And I hope they come away from the novel inspired. Writing the last scene of the march finally swinging into gear, I actually got goose flesh, like my heroine Leora.
The march was not only an amazing event -- it was a wild wager, because no women's movement existed yet. It took such courage to conceive it, then bring it off. "How did we have the nerve," Gilda said. The Commune is about women who had the nerve.
Q: What do you think the novel says about this group of feminists and their impact on American society?
A: Clearly, this group of feminists transformed society. They opened the world of work to one half of humanity. They were visionaries, fighters, bucking a dismissive, backward-looking culture.
"Braless bubbleheads," one journalist called the marchers of August 26. The communards and friends helped make the world safe from such comments.
The Commune also has an eerie relevance: #MeToo was seeded back then. In 1970 it took the form of women's angry diatribes against the patriarchy and male oppression. The difference today, of course, is that men are held to account for abusive behavior.
Q: What are you working on now?
A: I'm trying to put out the word about The Commune. It's pretty labor-intensive! I'm a film critic as well as a novelist, so I'm covering the New York Film Festival for an arts website. And trying to stay fit with Pilates workouts. Once a dancer, always a dancer.
Q: Anything else we should know?

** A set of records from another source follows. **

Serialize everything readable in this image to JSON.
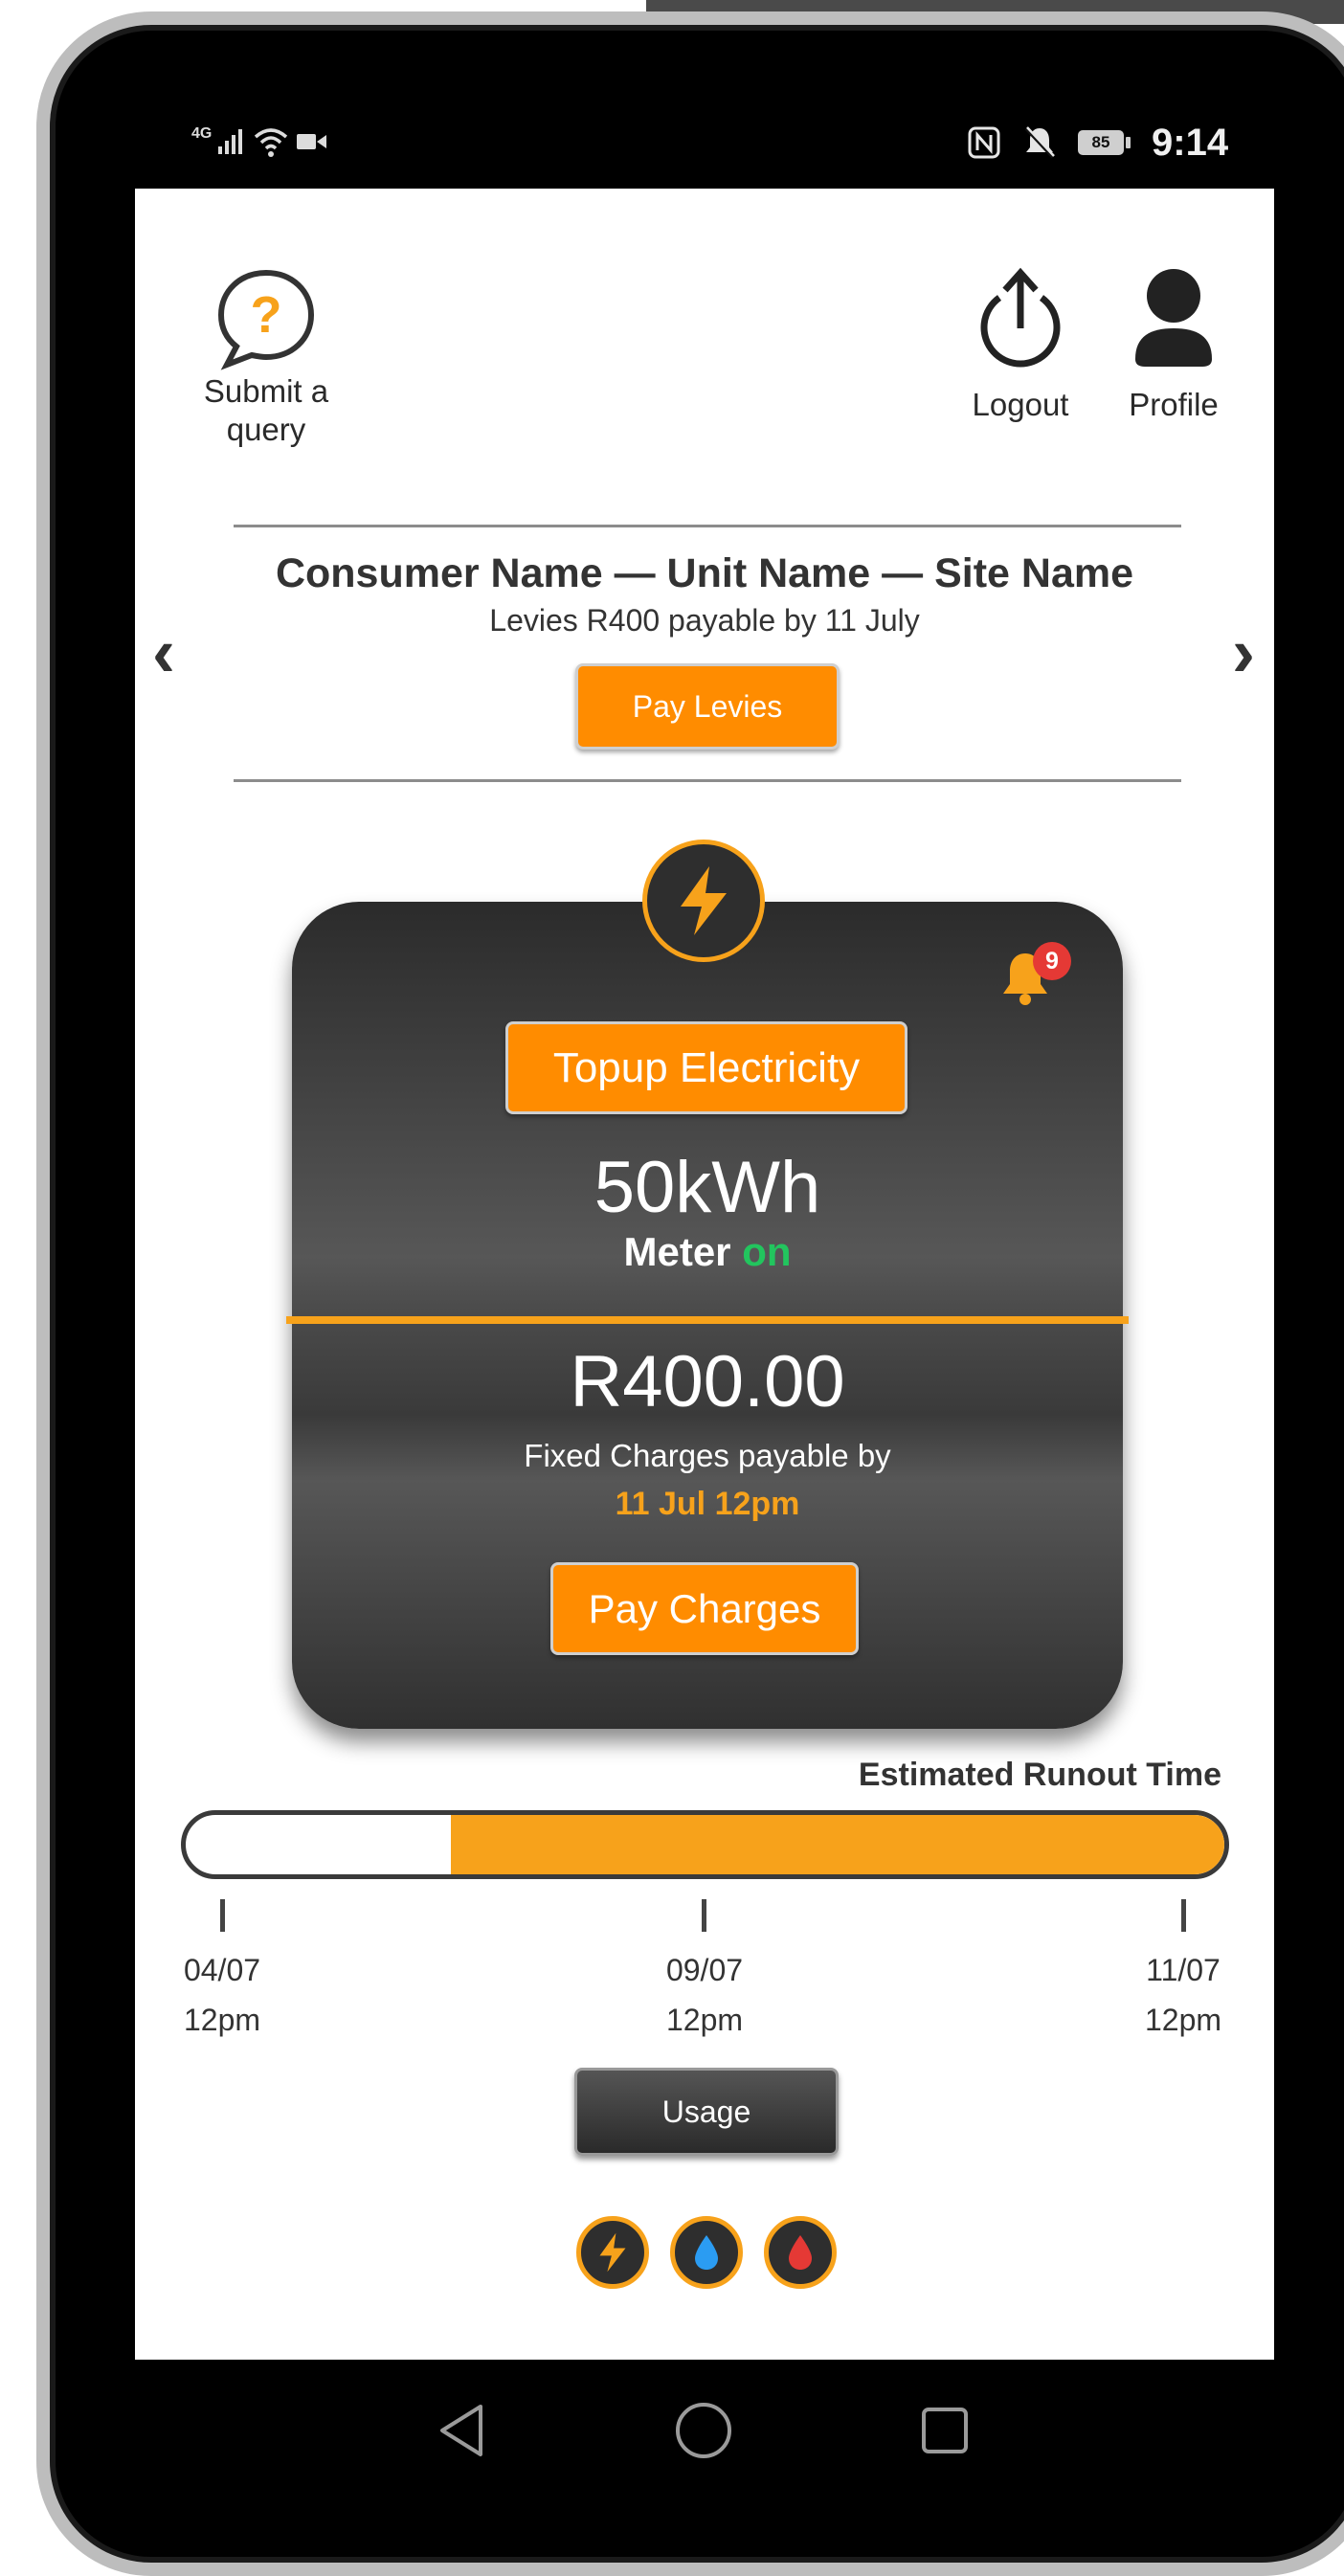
{
  "status_bar": {
    "network": "4G",
    "battery": "85",
    "time": "9:14"
  },
  "header": {
    "query_label": "Submit a query",
    "logout_label": "Logout",
    "profile_label": "Profile"
  },
  "account": {
    "title": "Consumer Name — Unit Name — Site Name",
    "levies_text": "Levies R400 payable by 11 July",
    "pay_levies_label": "Pay Levies",
    "prev_arrow": "‹",
    "next_arrow": "›"
  },
  "card": {
    "notification_count": "9",
    "topup_label": "Topup Electricity",
    "kwh": "50kWh",
    "meter_label": "Meter",
    "meter_state": "on",
    "amount": "R400.00",
    "fixed_text": "Fixed Charges payable by",
    "due": "11 Jul 12pm",
    "pay_charges_label": "Pay Charges"
  },
  "runout": {
    "label": "Estimated Runout Time",
    "progress_used_fraction": 0.255,
    "ticks": [
      {
        "date": "04/07",
        "time": "12pm"
      },
      {
        "date": "09/07",
        "time": "12pm"
      },
      {
        "date": "11/07",
        "time": "12pm"
      }
    ]
  },
  "usage_label": "Usage",
  "utilities": [
    "electricity-icon",
    "water-icon",
    "gas-icon"
  ],
  "colors": {
    "accent": "#f7a21b",
    "button_orange": "#ff8c00",
    "meter_on": "#22c55e",
    "badge_red": "#e53935",
    "water_blue": "#2b9cf2",
    "gas_red": "#e53935"
  }
}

A: The Commune is not really about feminism per se. It's a romantic satire that happens to be set during the exciting, fraught period prior to the second wave. Bottom line, the novel is about women in pursuit of love, who are struggling to balance romance and work -- not unlike women today.
--Interview with Deborah Kalb